Generation of an ab initio model of a Ti defect in a SiO2 crystal was undertaken to assist in validating the Ti/Quartz relationship at pressure and temperature over ranges of 0—11 GPa and 0—1500 K respectively. A Molecular Mechanics model was also constructed due to issues pertaining to the construction of the former. An analysis and comparison of the two models conclude that the Titanium-in-Quartz defect investigated showed a pressure dependence of less than 0.2% over the pressure range.
It's pretty terrible. Contact me directly if you really want me to send you a copy.
Defect Formation Free Energy of Defects in Anatase
Timothy C. DuBois
Bachelor of Science (Physics), RMIT University (2009)
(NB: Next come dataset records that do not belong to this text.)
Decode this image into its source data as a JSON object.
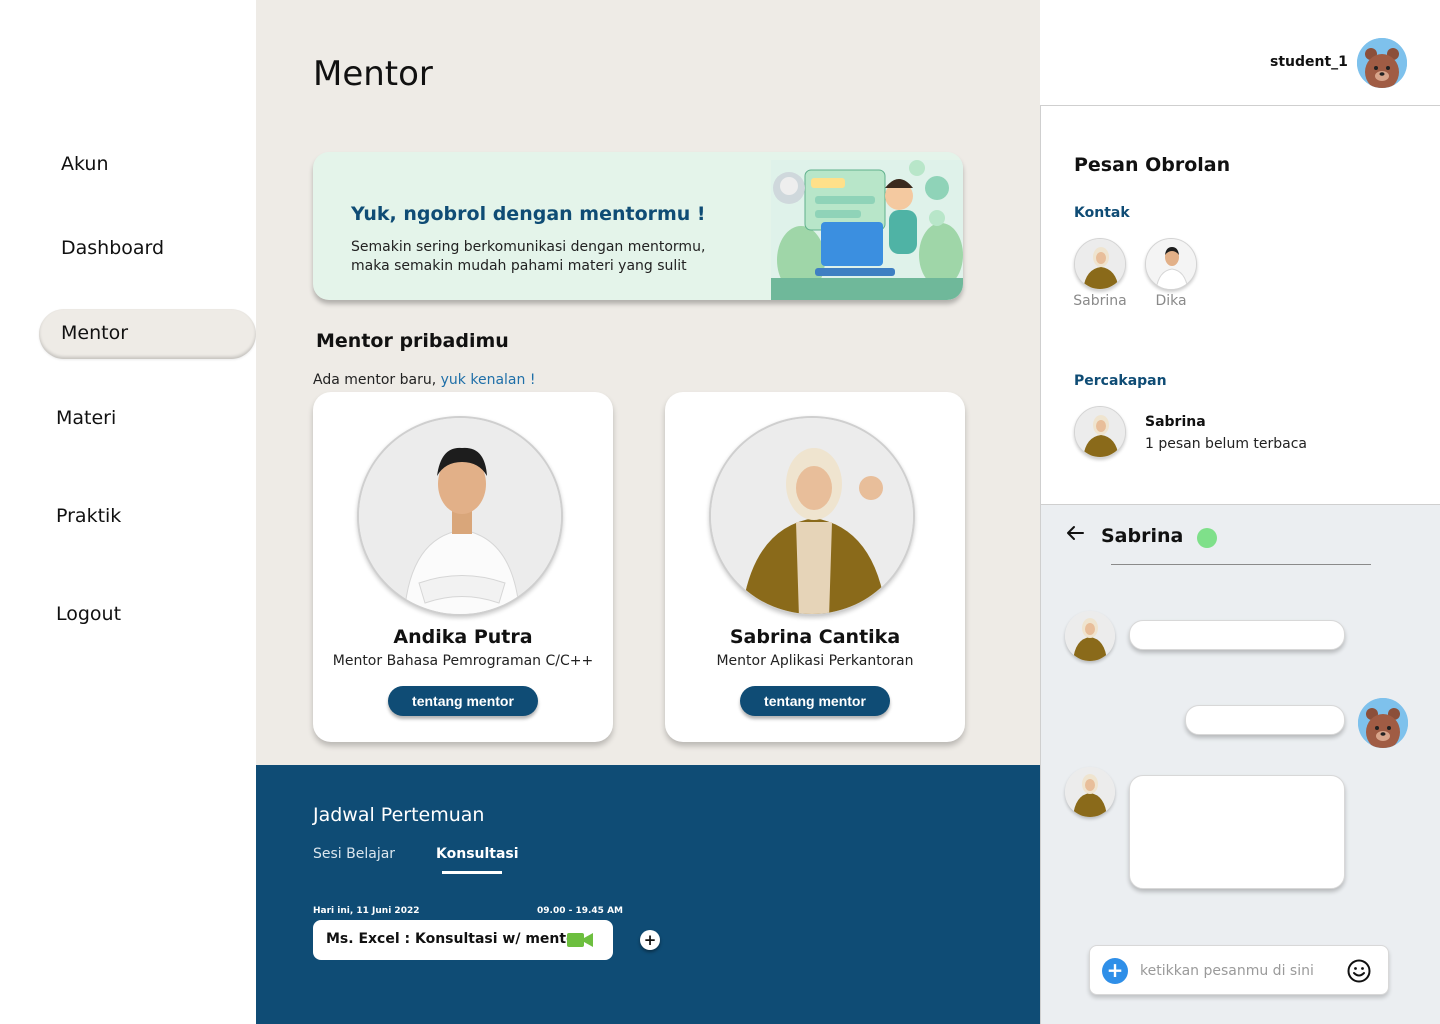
{
  "sidebar": {
    "items": [
      {
        "label": "Akun"
      },
      {
        "label": "Dashboard"
      },
      {
        "label": "Mentor",
        "active": true
      },
      {
        "label": "Materi"
      },
      {
        "label": "Praktik"
      },
      {
        "label": "Logout"
      }
    ]
  },
  "main": {
    "title": "Mentor",
    "banner": {
      "title": "Yuk, ngobrol dengan mentormu !",
      "line1": "Semakin sering berkomunikasi dengan mentormu,",
      "line2": "maka semakin mudah pahami materi yang sulit"
    },
    "section_title": "Mentor pribadimu",
    "section_sub": "Ada mentor baru, ",
    "section_link": "yuk kenalan !",
    "mentors": [
      {
        "name": "Andika Putra",
        "role": "Mentor Bahasa Pemrograman C/C++",
        "button": "tentang mentor"
      },
      {
        "name": "Sabrina Cantika",
        "role": "Mentor Aplikasi Perkantoran",
        "button": "tentang mentor"
      }
    ]
  },
  "schedule": {
    "title": "Jadwal Pertemuan",
    "tabs": [
      {
        "label": "Sesi Belajar",
        "active": false
      },
      {
        "label": "Konsultasi",
        "active": true
      }
    ],
    "date": "Hari ini, 11 Juni 2022",
    "time": "09.00 - 19.45 AM",
    "item": "Ms. Excel : Konsultasi w/ mentor",
    "add_label": "+"
  },
  "user": {
    "username": "student_1"
  },
  "chat_panel": {
    "title": "Pesan Obrolan",
    "contacts_label": "Kontak",
    "contacts": [
      {
        "name": "Sabrina"
      },
      {
        "name": "Dika"
      }
    ],
    "conversations_label": "Percakapan",
    "conversation": {
      "name": "Sabrina",
      "preview": "1 pesan belum terbaca"
    }
  },
  "chat_window": {
    "contact_name": "Sabrina",
    "status_color": "#7fe08a",
    "input_placeholder": "ketikkan pesanmu di sini"
  },
  "colors": {
    "primary": "#0f4c75",
    "main_bg": "#eeebe6",
    "banner_bg": "#e4f4ea",
    "chat_bg": "#ebeef1",
    "link": "#1f6fa8"
  },
  "icons": [
    "back-arrow-icon",
    "video-camera-icon",
    "plus-icon",
    "emoji-icon"
  ]
}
Using Density Functional Theory, Lattice Dynamics and other modelling methods a theoretical 2x2x1 supercell of Anatase is defected: removing one Titanium atom and adding four Hydrogen atoms to bond to the Oxygen atoms at the defect site. The system is then probed to discover its properties. The Defect Formation Free Energy of the supercell is of particular interest to this experiment, as this property predicts that the defected lattice is thermodynamically stable across the calculated temperature range of 0K to 1000K. Individual atom contributions to the Free Energy raise some questions to the stability of the Hydrogen atoms, which suggests more calculations are required to verify the need for their introduction into the defect. All results await experimental verification.